Detective Dee and the Mystery of the Phantom Flame
Dialogue most foul
It was exposition that killed 'Detective Dee,' my dear Watson
Detective Dee and the Mystery of the Phantom Flame Indomina Releasing
Director: Hark Tsui
Screenplay: Kuo-fu Chen
Starring: Andy Lau, Bingbing Li, Carina Lau, Tony Leung Ka Fai and Chao Deng
Rated PG-13 / 1 hour, 59 minutes
Now playing in limited release
(out of four)
Detective Dee and the Mystery of the Phantom Flame would be a lot of fun if it weren't so damn
boring. The title itself sounds like it could be the name of the next Indiana Jones movie. The plot
involves conspiracy, sedition, political intrigue, underground revolutionaries, assassins, and
human beings spontaneously bursting into flames.
Yes, that sounds like a good time. And it might have been, had its characters not spent most of
their time explaining the plot, then re-explaining it, then arguing about it, then speculating on it,
then re-explaining it for a third time. And suddenly a film that should have been effortlessly
enjoyable instead becomes a persistent distraction to itself, bogged down in relentlessly tedious
Which isn't to say it doesn't have its moments - it does. But that only makes everything else all
the more disappointing. You keep thinking It might pick up some momentum if only it would
stop yapping for a few minutes.
There are certain movies, and certain times in movies, where exposition is (and must be) a
substantive part of the proceedings. I suppose you could make that argument in this case, but
there is a limit, and Detective Dee far surpasses it. One character explaining his dastardly deeds
to another in full detail (in the process revealing the loophole that will allow his plans to be
thwarted) rarely makes for effective cinema.
The curious thing is, the set-up for the film's many setpieces is sometimes great. It's the payoff
that's disappointing, as the characters quack-quack-quack their way through needless dialogue
instead of just getting on with it.
The best scene of dialogue - and probably the funniest
scene in the film - involves two characters trying to hide what they're saying from a third
character. They force him to read something - as loudly as possible - as they talk in secret,
unaware that a fourth character is attempting to eavesdrop.
It's a perfectly staged sequence, but for so much of the rest of the movie, I found myself wishing
I were in the position of that third character - blissfully unaware of the tedium taking place just a
few yards away. If only something could've drowned out 50 percent of the film's dialogue, I
would have been a much happier viewer.
Detective Dee takes place in the late 7th Century during the Tang Dynasty in the days leading up
to the coronation of the Empress, Wu Zetian (Carina Lau). She first rose to power eight years
previously, and imprisoned those who spoke out against her - including the titular detective
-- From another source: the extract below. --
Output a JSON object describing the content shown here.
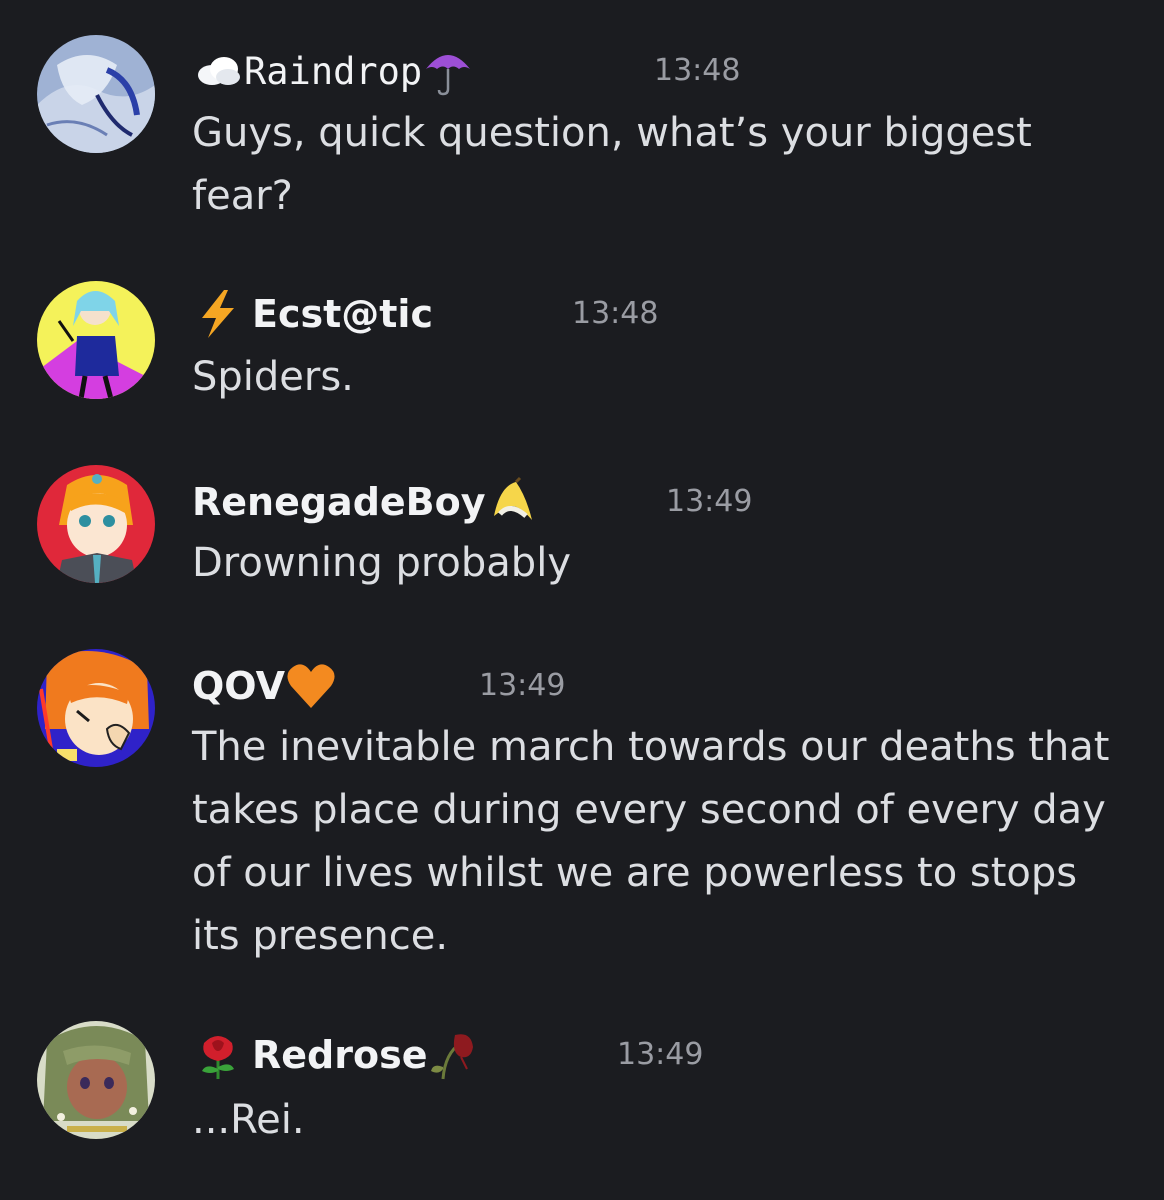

But strange things are afoot, what with the spontaneous combustion and all, so the Empress
enlists Dee's help to get to the bottom of the mystery. But, Dee being a natural adversary, the
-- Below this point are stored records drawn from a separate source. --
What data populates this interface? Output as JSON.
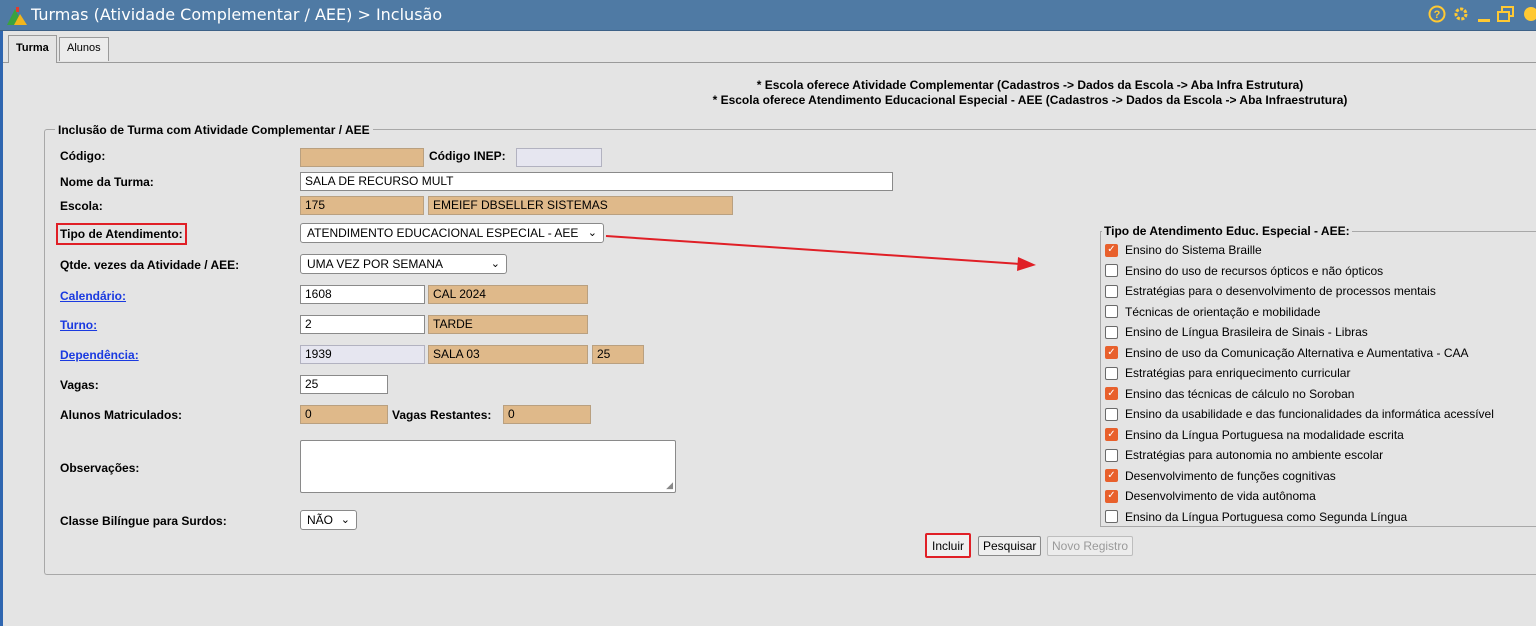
{
  "window": {
    "title": "Turmas (Atividade Complementar / AEE) > Inclusão",
    "controls": [
      "help-icon",
      "gear-icon",
      "minimize-icon",
      "restore-icon",
      "more-icon"
    ]
  },
  "tabs": [
    {
      "label": "Turma",
      "active": true
    },
    {
      "label": "Alunos",
      "active": false
    }
  ],
  "notes": [
    "* Escola oferece Atividade Complementar (Cadastros -> Dados da Escola -> Aba Infra Estrutura)",
    "* Escola oferece Atendimento Educacional Especial - AEE (Cadastros -> Dados da Escola -> Aba Infraestrutura)"
  ],
  "form": {
    "legend": "Inclusão de Turma com Atividade Complementar / AEE",
    "codigo": {
      "label": "Código:",
      "value": ""
    },
    "codigo_inep": {
      "label": "Código INEP:",
      "value": ""
    },
    "nome_turma": {
      "label": "Nome da Turma:",
      "value": "SALA DE RECURSO MULT"
    },
    "escola": {
      "label": "Escola:",
      "code": "175",
      "name": "EMEIEF DBSELLER SISTEMAS"
    },
    "tipo_atendimento": {
      "label": "Tipo de Atendimento:",
      "value": "ATENDIMENTO EDUCACIONAL ESPECIAL - AEE"
    },
    "qtde_vezes": {
      "label": "Qtde. vezes da Atividade / AEE:",
      "value": "UMA VEZ POR SEMANA"
    },
    "calendario": {
      "label": "Calendário:",
      "code": "1608",
      "name": "CAL 2024"
    },
    "turno": {
      "label": "Turno:",
      "code": "2",
      "name": "TARDE"
    },
    "dependencia": {
      "label": "Dependência:",
      "code": "1939",
      "name": "SALA 03",
      "capacity": "25"
    },
    "vagas": {
      "label": "Vagas:",
      "value": "25"
    },
    "alunos_matriculados": {
      "label": "Alunos Matriculados:",
      "value": "0"
    },
    "vagas_restantes": {
      "label": "Vagas Restantes:",
      "value": "0"
    },
    "observacoes": {
      "label": "Observações:",
      "value": ""
    },
    "classe_bilingue": {
      "label": "Classe Bilíngue para Surdos:",
      "value": "NÃO"
    }
  },
  "aee": {
    "legend": "Tipo de Atendimento Educ. Especial - AEE:",
    "options": [
      {
        "label": "Ensino do Sistema Braille",
        "checked": true
      },
      {
        "label": "Ensino do uso de recursos ópticos e não ópticos",
        "checked": false
      },
      {
        "label": "Estratégias para o desenvolvimento de processos mentais",
        "checked": false
      },
      {
        "label": "Técnicas de orientação e mobilidade",
        "checked": false
      },
      {
        "label": "Ensino de Língua Brasileira de Sinais - Libras",
        "checked": false
      },
      {
        "label": "Ensino de uso da Comunicação Alternativa e Aumentativa - CAA",
        "checked": true
      },
      {
        "label": "Estratégias para enriquecimento curricular",
        "checked": false
      },
      {
        "label": "Ensino das técnicas de cálculo no Soroban",
        "checked": true
      },
      {
        "label": "Ensino da usabilidade e das funcionalidades da informática acessível",
        "checked": false
      },
      {
        "label": "Ensino da Língua Portuguesa na modalidade escrita",
        "checked": true
      },
      {
        "label": "Estratégias para autonomia no ambiente escolar",
        "checked": false
      },
      {
        "label": "Desenvolvimento de funções cognitivas",
        "checked": true
      },
      {
        "label": "Desenvolvimento de vida autônoma",
        "checked": true
      },
      {
        "label": "Ensino da Língua Portuguesa como Segunda Língua",
        "checked": false
      }
    ]
  },
  "buttons": {
    "incluir": "Incluir",
    "pesquisar": "Pesquisar",
    "novo_registro": "Novo Registro"
  },
  "colors": {
    "titlebar": "#4f7aa4",
    "readonly_field": "#dfb98a",
    "checkbox_checked": "#e8602c",
    "highlight": "#e01f26",
    "link": "#1a3ae0"
  }
}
Empress can't simply leave him to his own devices, so she has her personal assistant Shangguan
(Bingbing Li) - not only a loyal servant but a brilliant martial artist - accompany Dee throughout
the investigation. To keep an eye on him.
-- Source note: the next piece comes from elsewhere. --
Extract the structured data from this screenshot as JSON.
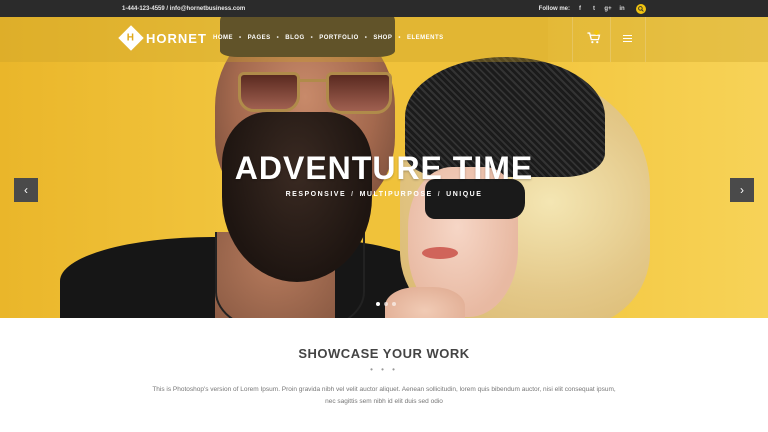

The film's great potential shows itself during a fantastic sequence early in Dee and Shangguan's
uneasy partnership. We're not sure whether it's meant to be a seduction scene, an assassination
scene, an interrogation scene, or all three at once. The sequence only gets more complicated and
more entertaining - and it seemed to me the film had finally found its rhythm and its tone.
Alas, its unevenness persisted. Part of that has to do with its seeming discomfort with the
comedic elements of the plot. It never seems to get a grasp on when it's supposed to be funny, or
even whether it wants to be funny at all.
Films like this - blending wuxia, comedy, pulp mystery and other elements - tend to have a
certain M.O. They either make for magnificent spectacle, or muddled sensory overload. The
failure of Detective Dee is unusual in that it's not overwhelming, or too over-the-top, or too
convoluted. It's not that there's too much - in fact, there's too little. And it's not that it's too
wild and chaotic - on the contrary, it's far too controlled (read: talky) for its own good.